Scott, Colin
The emergence of non-state actors as regulators is a key feature of contemporary transnational regulation. This article first offers an analysis of the emergent private authority in terms first of the variety of non-state actors and second the modes for exercising authority. The article argues that a complete consideration of modes of transnational private regulation (TPR) must move beyond standard setting to examine techniques of monitoring and enforcment. A normative evaluation includes consideration of the extent to which TPR advances public and/or private interests and, in the absence of a direct link to democratic governance, alternative sources for legitimacy? The article suggests that it is insufficient to legitimate TPR on the basis of expertise and the technical quality of regulatory ouputs as even more technical areas of private rule throw up evidence of a struggle of interests. Alternative and complementary modes for evaluating the legitimacy of transnational private regulation include consideration of first, the effective linkage of regimes to elected government (in mixed public-private regimes), second, the mirroring of administrative law processes within TPR regimes, and third the creation of alternative processes for building capacity for engagement, reflection and evaluation of regimes. Hague Institute for the Internationalization of Law (Hiil) Deposited by bulk import

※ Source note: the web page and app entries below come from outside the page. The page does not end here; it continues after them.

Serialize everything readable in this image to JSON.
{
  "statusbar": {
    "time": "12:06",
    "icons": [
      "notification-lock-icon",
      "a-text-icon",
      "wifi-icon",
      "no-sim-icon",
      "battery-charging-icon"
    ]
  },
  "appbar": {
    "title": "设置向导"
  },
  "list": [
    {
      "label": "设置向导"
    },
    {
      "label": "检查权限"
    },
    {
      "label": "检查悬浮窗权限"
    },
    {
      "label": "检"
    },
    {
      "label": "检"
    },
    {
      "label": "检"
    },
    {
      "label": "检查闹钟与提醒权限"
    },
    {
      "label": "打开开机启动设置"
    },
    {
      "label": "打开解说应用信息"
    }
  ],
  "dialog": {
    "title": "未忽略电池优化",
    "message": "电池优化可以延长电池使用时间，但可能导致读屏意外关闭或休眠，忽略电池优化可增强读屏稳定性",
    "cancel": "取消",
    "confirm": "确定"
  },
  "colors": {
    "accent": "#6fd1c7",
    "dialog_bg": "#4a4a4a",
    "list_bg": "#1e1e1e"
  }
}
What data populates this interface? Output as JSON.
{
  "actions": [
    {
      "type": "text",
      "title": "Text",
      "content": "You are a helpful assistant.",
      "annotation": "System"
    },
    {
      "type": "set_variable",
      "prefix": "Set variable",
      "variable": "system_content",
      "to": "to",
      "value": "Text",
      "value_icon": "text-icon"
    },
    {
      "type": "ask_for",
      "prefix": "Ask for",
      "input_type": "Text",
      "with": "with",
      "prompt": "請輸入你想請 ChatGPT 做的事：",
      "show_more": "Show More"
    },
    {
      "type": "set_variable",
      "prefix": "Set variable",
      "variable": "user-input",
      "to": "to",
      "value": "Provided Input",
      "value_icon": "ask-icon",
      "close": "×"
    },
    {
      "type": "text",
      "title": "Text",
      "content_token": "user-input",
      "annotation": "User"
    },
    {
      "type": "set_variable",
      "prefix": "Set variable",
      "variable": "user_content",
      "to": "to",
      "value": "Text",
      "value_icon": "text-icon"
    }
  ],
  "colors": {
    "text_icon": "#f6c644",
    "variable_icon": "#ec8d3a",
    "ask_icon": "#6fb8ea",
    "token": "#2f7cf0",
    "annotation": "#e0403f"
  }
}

Keyword(s): Regulation; Governance; Transnational private regulation; Enforcement
Publication Date:
Type: Journal article
Peer-Reviewed: Unknown
Language(s): English
Institution: University College Dublin
Publisher(s): Washington and Lee University School of Law
First Indexed: 2015-08-12 05:35:16 Last Updated: 2018-10-11 15:31:32